#### Task objective
Look at every line of the material and count the ones holding the word "JSON". The answer is the number only.

+++

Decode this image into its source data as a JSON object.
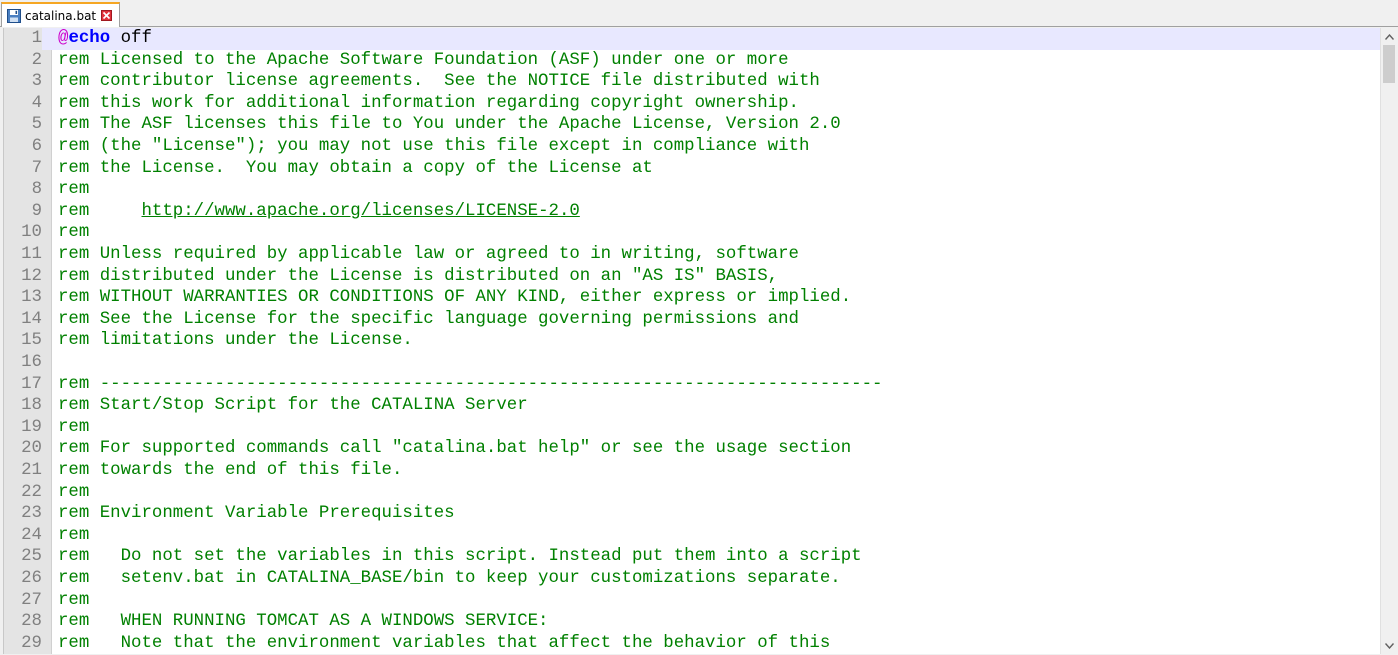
{
  "tab": {
    "label": "catalina.bat",
    "icon": "save-disk-icon",
    "close_icon": "close-icon",
    "accent": "#f5a623",
    "close_color": "#e0303a"
  },
  "colors": {
    "comment": "#008000",
    "at_symbol": "#cc00cc",
    "keyword": "#0000ff",
    "line_number": "#808080",
    "current_line": "#e8e8ff"
  },
  "editor": {
    "current_line": 1,
    "lines": [
      {
        "n": "1",
        "segments": [
          {
            "text": "@",
            "style": "at"
          },
          {
            "text": "echo",
            "style": "keyword"
          },
          {
            "text": " off",
            "style": "plain"
          }
        ]
      },
      {
        "n": "2",
        "segments": [
          {
            "text": "rem Licensed to the Apache Software Foundation (ASF) under one or more",
            "style": "comment"
          }
        ]
      },
      {
        "n": "3",
        "segments": [
          {
            "text": "rem contributor license agreements.  See the NOTICE file distributed with",
            "style": "comment"
          }
        ]
      },
      {
        "n": "4",
        "segments": [
          {
            "text": "rem this work for additional information regarding copyright ownership.",
            "style": "comment"
          }
        ]
      },
      {
        "n": "5",
        "segments": [
          {
            "text": "rem The ASF licenses this file to You under the Apache License, Version 2.0",
            "style": "comment"
          }
        ]
      },
      {
        "n": "6",
        "segments": [
          {
            "text": "rem (the \"License\"); you may not use this file except in compliance with",
            "style": "comment"
          }
        ]
      },
      {
        "n": "7",
        "segments": [
          {
            "text": "rem the License.  You may obtain a copy of the License at",
            "style": "comment"
          }
        ]
      },
      {
        "n": "8",
        "segments": [
          {
            "text": "rem",
            "style": "comment"
          }
        ]
      },
      {
        "n": "9",
        "segments": [
          {
            "text": "rem     ",
            "style": "comment"
          },
          {
            "text": "http://www.apache.org/licenses/LICENSE-2.0",
            "style": "url"
          }
        ]
      },
      {
        "n": "10",
        "segments": [
          {
            "text": "rem",
            "style": "comment"
          }
        ]
      },
      {
        "n": "11",
        "segments": [
          {
            "text": "rem Unless required by applicable law or agreed to in writing, software",
            "style": "comment"
          }
        ]
      },
      {
        "n": "12",
        "segments": [
          {
            "text": "rem distributed under the License is distributed on an \"AS IS\" BASIS,",
            "style": "comment"
          }
        ]
      },
      {
        "n": "13",
        "segments": [
          {
            "text": "rem WITHOUT WARRANTIES OR CONDITIONS OF ANY KIND, either express or implied.",
            "style": "comment"
          }
        ]
      },
      {
        "n": "14",
        "segments": [
          {
            "text": "rem See the License for the specific language governing permissions and",
            "style": "comment"
          }
        ]
      },
      {
        "n": "15",
        "segments": [
          {
            "text": "rem limitations under the License.",
            "style": "comment"
          }
        ]
      },
      {
        "n": "16",
        "segments": []
      },
      {
        "n": "17",
        "segments": [
          {
            "text": "rem ---------------------------------------------------------------------------",
            "style": "comment"
          }
        ]
      },
      {
        "n": "18",
        "segments": [
          {
            "text": "rem Start/Stop Script for the CATALINA Server",
            "style": "comment"
          }
        ]
      },
      {
        "n": "19",
        "segments": [
          {
            "text": "rem",
            "style": "comment"
          }
        ]
      },
      {
        "n": "20",
        "segments": [
          {
            "text": "rem For supported commands call \"catalina.bat help\" or see the usage section",
            "style": "comment"
          }
        ]
      },
      {
        "n": "21",
        "segments": [
          {
            "text": "rem towards the end of this file.",
            "style": "comment"
          }
        ]
      },
      {
        "n": "22",
        "segments": [
          {
            "text": "rem",
            "style": "comment"
          }
        ]
      },
      {
        "n": "23",
        "segments": [
          {
            "text": "rem Environment Variable Prerequisites",
            "style": "comment"
          }
        ]
      },
      {
        "n": "24",
        "segments": [
          {
            "text": "rem",
            "style": "comment"
          }
        ]
      },
      {
        "n": "25",
        "segments": [
          {
            "text": "rem   Do not set the variables in this script. Instead put them into a script",
            "style": "comment"
          }
        ]
      },
      {
        "n": "26",
        "segments": [
          {
            "text": "rem   setenv.bat in CATALINA_BASE/bin to keep your customizations separate.",
            "style": "comment"
          }
        ]
      },
      {
        "n": "27",
        "segments": [
          {
            "text": "rem",
            "style": "comment"
          }
        ]
      },
      {
        "n": "28",
        "segments": [
          {
            "text": "rem   WHEN RUNNING TOMCAT AS A WINDOWS SERVICE:",
            "style": "comment"
          }
        ]
      },
      {
        "n": "29",
        "segments": [
          {
            "text": "rem   Note that the environment variables that affect the behavior of this",
            "style": "comment"
          }
        ]
      }
    ]
  },
  "scrollbar": {
    "up_icon": "chevron-up-icon",
    "down_icon": "chevron-down-icon",
    "position": 0
  }
}
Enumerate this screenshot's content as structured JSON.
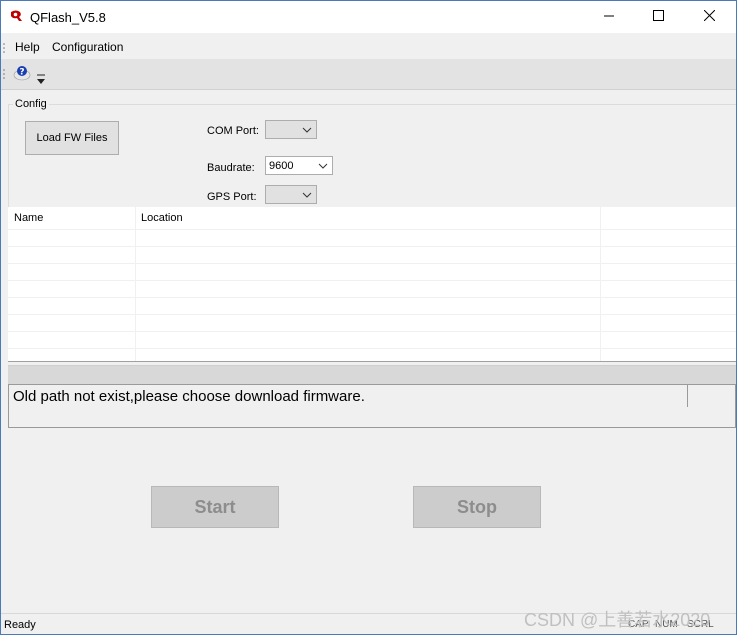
{
  "window": {
    "title": "QFlash_V5.8",
    "icons": {
      "app": "qflash-logo-icon",
      "minimize": "minimize-icon",
      "maximize": "maximize-icon",
      "close": "close-icon"
    }
  },
  "menu": {
    "items": [
      {
        "label": "Help"
      },
      {
        "label": "Configuration"
      }
    ]
  },
  "toolbar": {
    "icons": [
      "help-about-icon",
      "toolbar-dropdown-arrow-icon"
    ]
  },
  "config": {
    "group_label": "Config",
    "load_button": "Load FW Files",
    "com_port": {
      "label": "COM Port:",
      "value": ""
    },
    "baudrate": {
      "label": "Baudrate:",
      "value": "9600"
    },
    "gps_port": {
      "label": "GPS Port:",
      "value": ""
    }
  },
  "files_table": {
    "columns": [
      "Name",
      "Location"
    ],
    "rows": []
  },
  "message": "Old path not exist,please choose download firmware.",
  "buttons": {
    "start": "Start",
    "stop": "Stop"
  },
  "statusbar": {
    "status": "Ready",
    "indicators": [
      "CAP",
      "NUM",
      "SCRL"
    ]
  },
  "watermark": "CSDN @上善若水2020"
}
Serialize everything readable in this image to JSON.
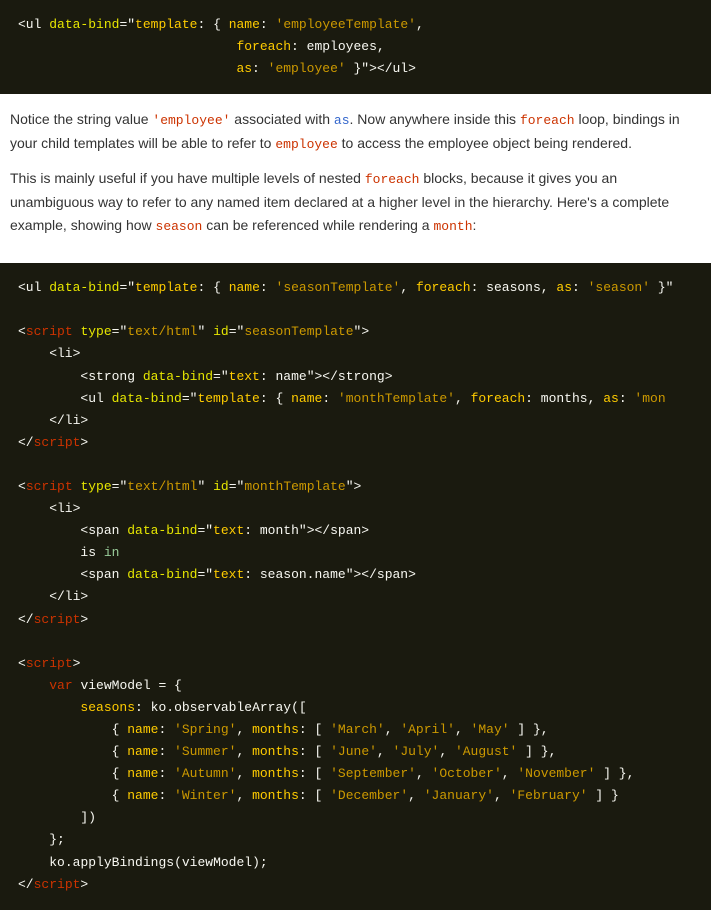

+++

#### Written reply
3